“To see ‘Best Boy’ is to participate in the lives of other people and to learn just a little more about being human.” -Roger Ebert
Ira Wohl’s “Best Boy” documentary trilogy is—at the very least—a most unconventional cinematic trilogy. However, at its best, Wohl’s trifecta is an endearing and often tear-jerking endeavor into understanding the ‘other.’ With three documentary films that span 37 years, Wohl profoundly depicts the complex dynamic of those who live with mental illness and their families who must adjust. Here, Ira follows the journey of his developmentally disabled cousin Philly Wohl and his parents, whom he has been dependent upon from birth. Beginning with “Best Boy,” which won the 1979 Academy Award for Best Feature Documentary, Wohl captures Philly at age 50—fun-loving and full of spirit— living a fulfilled lifestyle against all odds.
In “Best Man,” Ira revisits his cousin Philly 20 years later where he continues to live happily, healthy but independently from the home he knew for the first 50 years of his life.
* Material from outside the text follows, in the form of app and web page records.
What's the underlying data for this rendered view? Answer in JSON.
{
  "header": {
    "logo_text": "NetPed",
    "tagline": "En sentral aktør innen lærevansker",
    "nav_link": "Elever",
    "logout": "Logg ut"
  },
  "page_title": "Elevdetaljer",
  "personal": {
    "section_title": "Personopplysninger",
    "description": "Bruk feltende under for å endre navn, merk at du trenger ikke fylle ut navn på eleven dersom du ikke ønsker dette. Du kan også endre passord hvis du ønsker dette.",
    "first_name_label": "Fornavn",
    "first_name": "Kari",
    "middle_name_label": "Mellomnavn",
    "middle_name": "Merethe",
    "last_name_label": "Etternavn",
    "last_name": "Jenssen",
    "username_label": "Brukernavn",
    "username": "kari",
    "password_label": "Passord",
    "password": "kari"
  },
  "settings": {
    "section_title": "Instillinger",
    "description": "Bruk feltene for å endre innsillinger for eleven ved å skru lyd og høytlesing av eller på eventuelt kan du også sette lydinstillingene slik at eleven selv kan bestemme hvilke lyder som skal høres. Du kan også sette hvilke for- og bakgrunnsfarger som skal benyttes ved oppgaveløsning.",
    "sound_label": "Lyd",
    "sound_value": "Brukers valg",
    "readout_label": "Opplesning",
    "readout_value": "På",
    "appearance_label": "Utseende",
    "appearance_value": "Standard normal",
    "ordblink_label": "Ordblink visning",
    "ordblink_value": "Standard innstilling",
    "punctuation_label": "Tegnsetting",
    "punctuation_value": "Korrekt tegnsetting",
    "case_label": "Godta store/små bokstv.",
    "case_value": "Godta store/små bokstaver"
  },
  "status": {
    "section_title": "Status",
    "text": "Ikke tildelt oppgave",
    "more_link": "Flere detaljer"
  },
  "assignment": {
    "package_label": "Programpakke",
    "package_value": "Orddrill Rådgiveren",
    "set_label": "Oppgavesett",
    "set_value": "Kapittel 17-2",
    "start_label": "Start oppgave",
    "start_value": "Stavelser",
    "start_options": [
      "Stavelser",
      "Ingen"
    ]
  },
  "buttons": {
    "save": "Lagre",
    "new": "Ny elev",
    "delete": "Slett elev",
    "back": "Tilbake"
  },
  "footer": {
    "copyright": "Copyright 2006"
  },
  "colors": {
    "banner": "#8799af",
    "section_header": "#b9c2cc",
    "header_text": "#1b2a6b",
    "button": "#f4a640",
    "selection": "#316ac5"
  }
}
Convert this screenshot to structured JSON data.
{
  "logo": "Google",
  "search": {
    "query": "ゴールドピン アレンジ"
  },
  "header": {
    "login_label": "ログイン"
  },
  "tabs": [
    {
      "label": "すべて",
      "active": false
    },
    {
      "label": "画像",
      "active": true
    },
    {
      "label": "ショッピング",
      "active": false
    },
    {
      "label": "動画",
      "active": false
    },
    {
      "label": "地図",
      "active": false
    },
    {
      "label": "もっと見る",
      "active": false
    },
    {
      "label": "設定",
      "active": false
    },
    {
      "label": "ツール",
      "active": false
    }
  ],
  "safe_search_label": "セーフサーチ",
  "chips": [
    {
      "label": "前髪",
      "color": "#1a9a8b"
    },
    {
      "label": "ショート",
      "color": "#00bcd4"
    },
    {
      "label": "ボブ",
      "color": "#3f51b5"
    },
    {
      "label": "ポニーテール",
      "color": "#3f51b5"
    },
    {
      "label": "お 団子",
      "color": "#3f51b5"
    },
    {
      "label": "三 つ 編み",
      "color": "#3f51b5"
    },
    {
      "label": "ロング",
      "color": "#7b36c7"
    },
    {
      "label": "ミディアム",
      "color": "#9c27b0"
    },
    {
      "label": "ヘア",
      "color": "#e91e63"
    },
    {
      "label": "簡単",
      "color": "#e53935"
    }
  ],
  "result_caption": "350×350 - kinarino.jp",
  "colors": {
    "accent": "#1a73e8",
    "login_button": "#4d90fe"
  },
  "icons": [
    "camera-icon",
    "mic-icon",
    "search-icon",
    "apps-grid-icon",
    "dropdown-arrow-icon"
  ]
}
With Philly more self-aware of himself and those around him, “Best Man” is an inspiring progression of courage and determination reaped from the fruits of a loving support system.
Part of Philly’s support system was, of course, his sacrificial sister Frances, the remarkable subject of “Best Sister.” The bittersweet final chapter to this emotive trilogy, “Best Sister” grounds audiences with the realities of death, letting go and the fleeting nature of life itself. It’s an unexpected way to end a decades-long journey centered on a life fulfilled but is fitting nonetheless, as it reminds us that it really does take a village to raise a child.
Though it is above all, a coming-of-age story made only possible with an unconditionally loving eye, “Best Boy” continues to be used by universities and colleges across the country as an invaluable teaching tool in departments of social work, psychology, psychiatry, medicine, and special education, among others, because it conveys a complexity of emotions inherent in such delicate situations.
“Rarely has mental illness been depicted so subjectively and seemed so immediate: John’s daily struggle to determine what’s real and what isn’t becomes as palpable as it is poignant.”
–Ken Fox, TV Guide
John Cadigan lives life with schizophrenia, but that did not prevent him from making a film about it. In his self-directed documentary film, “People Say I’m Crazy” Cadigan reveals that “A lot of times [his] paranoia comes in the form of thinking people hate [him], thinking people don’t like [him] just because of the way they look at [him] or because of what they do with their hands…” Schizophrenia is hard to fathom, yet for ten years, John mustered the courage to document his life after he was diagnosed.
“People Say I’m Crazy” is the result of these efforts, a film that has become a touchstone for showing the human side of mental illness.
With the help of Academy Award-winning director Ira Wohl, whose 1979 documentary about his mentally disabled cousin continues to be shown throughout universities as a teaching tool for special education and studies in psychology, Cadigan cuts a visual story from a similar cloth, albeit not one that encompasses all mental illness. Though it is a personal, and at times, invasive look into pain and struggle, Cadigan’s self-documentation proves that people with mental illness cannot only survive, but thrive amongst everyone else.